Here's a common situation that happens several times a week in the children's section of the library and the bookstore.
A parent or grandparent comes in and says that their child loved the Magic Tree House series (or another series at a similarly easy reading level), but now can't seem to get them interested in something else. When asked what they tried next, the answer is almost always Nancy Drew, the Hardy Boys or Dick and Jane, because the parent loved to read them when they were growing up.
I've got nothing against these books. Lots of people (me included) learned to read with Dick and Jane or tried to read every single Nancy Drew book when they were a kid. There are still kids that like them and enjoy them, but these books are far less requested these days.
An adult's memory of reading a book or series may be wonderful and magical. But when recommending a book the important thing is to make sure that it's the right book at the right time for the right kid. For more about the right time, see my post about reading Charlotte's Web to my five year old son.
I'd recommend the Hardy Boys or Nancy Drew to third graders and above who enjoy mysteries and long series. If you hand it to a kid that has just finished Magic Tree House (grades K-2) they are going to be completely overwhelmed. Take one of those yellow or blue books off the shelf at a library and read it again. The books are triple the length and the vocabulary is much tougher. For a kid interested in early chapter books, I'd try something from this list instead. Or, if they're really interested in the subject matter, there are now multiple Nancy Drew and Hardy Boys series in early chapter format and with contemporary characters.
Children's literature is an always developing and ever changing field. A lot has happened since I was a kid and there are thousands more choices available now than there ever were before. Let your children revel in all the great new books.
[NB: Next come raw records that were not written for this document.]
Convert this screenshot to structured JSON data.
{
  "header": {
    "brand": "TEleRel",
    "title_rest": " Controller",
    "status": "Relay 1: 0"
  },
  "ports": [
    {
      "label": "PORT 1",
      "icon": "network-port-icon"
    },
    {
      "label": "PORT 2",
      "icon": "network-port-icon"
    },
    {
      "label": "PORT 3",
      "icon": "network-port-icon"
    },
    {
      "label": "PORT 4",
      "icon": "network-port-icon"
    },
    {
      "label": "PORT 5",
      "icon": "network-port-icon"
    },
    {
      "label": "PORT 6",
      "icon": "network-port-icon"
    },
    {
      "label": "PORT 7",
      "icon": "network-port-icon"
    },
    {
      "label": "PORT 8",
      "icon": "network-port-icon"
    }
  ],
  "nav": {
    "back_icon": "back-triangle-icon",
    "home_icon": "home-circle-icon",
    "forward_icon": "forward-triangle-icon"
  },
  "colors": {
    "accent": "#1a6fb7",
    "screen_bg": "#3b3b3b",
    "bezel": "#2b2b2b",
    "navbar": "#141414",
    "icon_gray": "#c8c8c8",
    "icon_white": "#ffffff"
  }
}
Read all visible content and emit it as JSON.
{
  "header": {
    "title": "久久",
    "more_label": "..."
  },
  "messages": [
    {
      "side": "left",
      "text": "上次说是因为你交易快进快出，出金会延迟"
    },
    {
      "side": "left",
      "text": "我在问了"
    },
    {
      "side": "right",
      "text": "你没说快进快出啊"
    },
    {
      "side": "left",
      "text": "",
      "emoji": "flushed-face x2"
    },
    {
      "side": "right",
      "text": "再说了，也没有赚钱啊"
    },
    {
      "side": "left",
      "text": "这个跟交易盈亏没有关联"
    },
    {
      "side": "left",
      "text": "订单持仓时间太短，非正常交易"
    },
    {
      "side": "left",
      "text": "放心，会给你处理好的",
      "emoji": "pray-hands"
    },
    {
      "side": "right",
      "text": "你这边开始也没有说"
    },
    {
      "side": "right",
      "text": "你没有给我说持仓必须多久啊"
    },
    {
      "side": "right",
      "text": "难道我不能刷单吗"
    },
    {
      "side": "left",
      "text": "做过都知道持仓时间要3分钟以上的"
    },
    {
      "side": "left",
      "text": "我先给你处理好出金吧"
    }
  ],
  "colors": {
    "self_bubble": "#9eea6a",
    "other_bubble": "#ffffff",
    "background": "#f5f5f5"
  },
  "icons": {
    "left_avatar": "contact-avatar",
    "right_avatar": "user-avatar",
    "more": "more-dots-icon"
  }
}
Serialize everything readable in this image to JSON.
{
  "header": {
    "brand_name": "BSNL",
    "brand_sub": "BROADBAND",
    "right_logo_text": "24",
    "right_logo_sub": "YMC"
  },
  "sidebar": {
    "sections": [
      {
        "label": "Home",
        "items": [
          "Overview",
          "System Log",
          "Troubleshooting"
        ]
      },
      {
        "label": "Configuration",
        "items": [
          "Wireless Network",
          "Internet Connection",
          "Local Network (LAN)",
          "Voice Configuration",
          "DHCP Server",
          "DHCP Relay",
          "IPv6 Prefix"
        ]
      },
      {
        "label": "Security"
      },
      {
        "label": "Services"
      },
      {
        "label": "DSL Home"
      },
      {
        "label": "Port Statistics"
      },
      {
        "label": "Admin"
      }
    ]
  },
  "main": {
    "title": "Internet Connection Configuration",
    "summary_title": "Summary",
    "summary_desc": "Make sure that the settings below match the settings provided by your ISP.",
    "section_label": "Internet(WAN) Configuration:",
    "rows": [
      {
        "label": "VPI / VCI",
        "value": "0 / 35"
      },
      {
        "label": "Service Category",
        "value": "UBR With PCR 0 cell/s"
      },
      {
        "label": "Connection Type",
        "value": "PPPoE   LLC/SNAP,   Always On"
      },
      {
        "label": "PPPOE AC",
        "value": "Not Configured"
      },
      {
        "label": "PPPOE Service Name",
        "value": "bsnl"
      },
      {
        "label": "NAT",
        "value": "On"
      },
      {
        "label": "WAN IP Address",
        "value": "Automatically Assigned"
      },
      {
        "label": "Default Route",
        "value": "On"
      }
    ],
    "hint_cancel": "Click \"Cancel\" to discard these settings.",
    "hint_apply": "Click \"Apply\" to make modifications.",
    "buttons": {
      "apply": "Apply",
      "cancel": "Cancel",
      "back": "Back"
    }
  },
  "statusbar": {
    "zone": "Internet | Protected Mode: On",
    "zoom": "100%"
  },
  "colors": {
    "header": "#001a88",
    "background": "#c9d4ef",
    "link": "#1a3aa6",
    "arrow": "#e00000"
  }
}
Of course, there are classic books that are always recommended, but read them again or ask a librarian before handing them to a child. They were all products of the time in which they were written, reflect those attitudes and prejudices, and they might be harder, easier, longer, or shorter than you remember them. There are those wonderful magical books too, that do hold up when you reread them. Books like Winnie the Pooh and Charlotte's Web have been in print for decades because they're timeless and a joy to share with a child.
So, sure, Dick and Jane gets the job done if you're teaching a child to read. But why not use Dr. Seuss or Elephant and Piggie? Both Dr. Seuss and Mo Willems revolutionized the beginning reader field with books that not only contain good, easy to read vocabulary, but that are also bright, silly and funny. If your child is very interested in something, there are now books for beginning readers available on nearly every subject. They can learn to read with a controlled vocabulary book about Star Wars, princesses, riddles, trucks and lots more. Picking something that they want to read will make all the difference.
It's impossible to keep up on all the changes in the children's book field. Here's where a librarian or a children's bookseller can be very helpful and do something that Google and Amazon can't. We know the new titles, we know what's hot, we know what sits on the shelf, we know the latest award winners, we know which books parents and kids come back for again and again. We're also extremely experienced in listening to readers about the things they like and the books they've previously enjoyed and helping them find something new. And we're happy to help you.
Got a book you remember loving as a kid that didn't hold up when you re-read it as an adult? How about one that was just as good or better than you remember it? If you shared it with you kids, what did they think about it?
Need a recommendation for your budding reader? I'm all ears... please leave a comment below.